When a line contains the string "Details", it counts once; give the total of such lines in the entries below and nothing else.

### [Records supplied]
=-=-=-=-=

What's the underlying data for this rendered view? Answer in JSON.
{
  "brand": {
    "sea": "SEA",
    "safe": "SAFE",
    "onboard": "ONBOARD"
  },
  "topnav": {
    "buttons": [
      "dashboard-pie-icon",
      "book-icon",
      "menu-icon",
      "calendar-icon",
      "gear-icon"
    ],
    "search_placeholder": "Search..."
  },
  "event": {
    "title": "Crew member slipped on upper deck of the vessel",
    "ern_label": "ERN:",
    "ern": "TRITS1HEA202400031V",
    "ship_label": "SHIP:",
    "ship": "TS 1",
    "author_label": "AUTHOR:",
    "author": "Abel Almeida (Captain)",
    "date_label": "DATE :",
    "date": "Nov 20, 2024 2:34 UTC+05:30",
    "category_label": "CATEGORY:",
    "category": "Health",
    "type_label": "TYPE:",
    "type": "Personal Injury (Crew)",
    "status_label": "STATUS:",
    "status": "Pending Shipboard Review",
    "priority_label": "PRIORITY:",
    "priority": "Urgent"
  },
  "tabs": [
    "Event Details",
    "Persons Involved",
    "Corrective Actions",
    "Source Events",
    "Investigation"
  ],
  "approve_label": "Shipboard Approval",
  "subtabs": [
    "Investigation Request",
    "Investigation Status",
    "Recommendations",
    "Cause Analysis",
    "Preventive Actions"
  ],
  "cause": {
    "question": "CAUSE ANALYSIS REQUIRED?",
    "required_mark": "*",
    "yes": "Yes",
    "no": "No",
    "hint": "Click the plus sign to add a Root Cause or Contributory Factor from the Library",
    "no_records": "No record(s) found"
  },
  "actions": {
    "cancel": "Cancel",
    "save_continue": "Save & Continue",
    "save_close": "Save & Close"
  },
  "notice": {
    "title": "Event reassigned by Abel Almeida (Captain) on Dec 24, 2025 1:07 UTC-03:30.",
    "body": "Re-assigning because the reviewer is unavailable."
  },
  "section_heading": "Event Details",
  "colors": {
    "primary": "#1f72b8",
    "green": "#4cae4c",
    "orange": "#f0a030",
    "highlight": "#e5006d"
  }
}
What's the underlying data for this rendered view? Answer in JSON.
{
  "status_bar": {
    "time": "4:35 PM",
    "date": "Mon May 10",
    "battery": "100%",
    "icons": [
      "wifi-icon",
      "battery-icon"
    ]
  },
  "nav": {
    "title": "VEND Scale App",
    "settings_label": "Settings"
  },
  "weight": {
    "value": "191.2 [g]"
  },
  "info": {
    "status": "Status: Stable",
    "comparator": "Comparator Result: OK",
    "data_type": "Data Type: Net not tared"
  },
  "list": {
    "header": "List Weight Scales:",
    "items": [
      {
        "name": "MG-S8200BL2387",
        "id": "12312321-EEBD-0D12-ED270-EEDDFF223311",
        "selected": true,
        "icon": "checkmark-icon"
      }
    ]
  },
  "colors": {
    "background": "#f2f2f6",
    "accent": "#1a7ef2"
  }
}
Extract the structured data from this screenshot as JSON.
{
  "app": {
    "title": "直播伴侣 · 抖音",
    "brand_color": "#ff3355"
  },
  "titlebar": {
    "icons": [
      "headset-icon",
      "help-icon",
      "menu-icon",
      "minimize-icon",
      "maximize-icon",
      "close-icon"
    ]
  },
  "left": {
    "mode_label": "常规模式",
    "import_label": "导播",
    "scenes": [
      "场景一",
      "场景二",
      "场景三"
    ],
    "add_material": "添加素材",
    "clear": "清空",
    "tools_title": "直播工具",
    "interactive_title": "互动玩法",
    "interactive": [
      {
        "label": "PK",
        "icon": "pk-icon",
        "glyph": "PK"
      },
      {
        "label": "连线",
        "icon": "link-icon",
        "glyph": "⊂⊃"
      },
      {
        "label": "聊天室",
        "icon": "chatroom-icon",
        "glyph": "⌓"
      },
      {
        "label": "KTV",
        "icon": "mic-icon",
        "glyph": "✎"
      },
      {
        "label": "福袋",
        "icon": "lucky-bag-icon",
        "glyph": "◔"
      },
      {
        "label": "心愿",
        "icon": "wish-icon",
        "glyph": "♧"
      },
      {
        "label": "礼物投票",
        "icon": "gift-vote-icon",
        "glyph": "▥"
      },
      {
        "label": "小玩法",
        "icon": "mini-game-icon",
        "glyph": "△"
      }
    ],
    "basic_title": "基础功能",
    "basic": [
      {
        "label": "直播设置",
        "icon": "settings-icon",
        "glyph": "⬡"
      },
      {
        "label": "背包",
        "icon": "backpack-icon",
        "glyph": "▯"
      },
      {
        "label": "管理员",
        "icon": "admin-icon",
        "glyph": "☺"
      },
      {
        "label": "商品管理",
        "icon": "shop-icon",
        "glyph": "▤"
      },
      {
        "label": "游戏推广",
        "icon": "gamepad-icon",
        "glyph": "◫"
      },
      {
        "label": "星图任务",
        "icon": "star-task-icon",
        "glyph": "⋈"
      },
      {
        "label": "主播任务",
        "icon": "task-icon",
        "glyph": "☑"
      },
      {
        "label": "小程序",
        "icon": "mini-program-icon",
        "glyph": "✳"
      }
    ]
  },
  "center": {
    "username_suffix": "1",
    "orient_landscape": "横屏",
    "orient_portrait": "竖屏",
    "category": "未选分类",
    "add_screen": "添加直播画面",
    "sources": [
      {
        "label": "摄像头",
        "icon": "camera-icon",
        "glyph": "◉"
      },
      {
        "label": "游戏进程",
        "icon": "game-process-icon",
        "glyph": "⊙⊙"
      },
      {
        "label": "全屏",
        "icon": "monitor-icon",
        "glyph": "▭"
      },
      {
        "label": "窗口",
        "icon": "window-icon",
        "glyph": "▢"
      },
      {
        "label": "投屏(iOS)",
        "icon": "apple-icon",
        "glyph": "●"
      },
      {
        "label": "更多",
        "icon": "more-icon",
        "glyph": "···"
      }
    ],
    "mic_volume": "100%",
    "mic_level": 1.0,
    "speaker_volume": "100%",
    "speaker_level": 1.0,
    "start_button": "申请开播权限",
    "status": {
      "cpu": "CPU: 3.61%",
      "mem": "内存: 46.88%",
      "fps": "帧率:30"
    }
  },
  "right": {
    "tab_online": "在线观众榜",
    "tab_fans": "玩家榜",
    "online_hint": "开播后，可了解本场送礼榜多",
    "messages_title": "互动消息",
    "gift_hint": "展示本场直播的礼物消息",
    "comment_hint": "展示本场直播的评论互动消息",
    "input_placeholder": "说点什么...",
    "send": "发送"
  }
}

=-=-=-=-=

### [Exercise solution]
2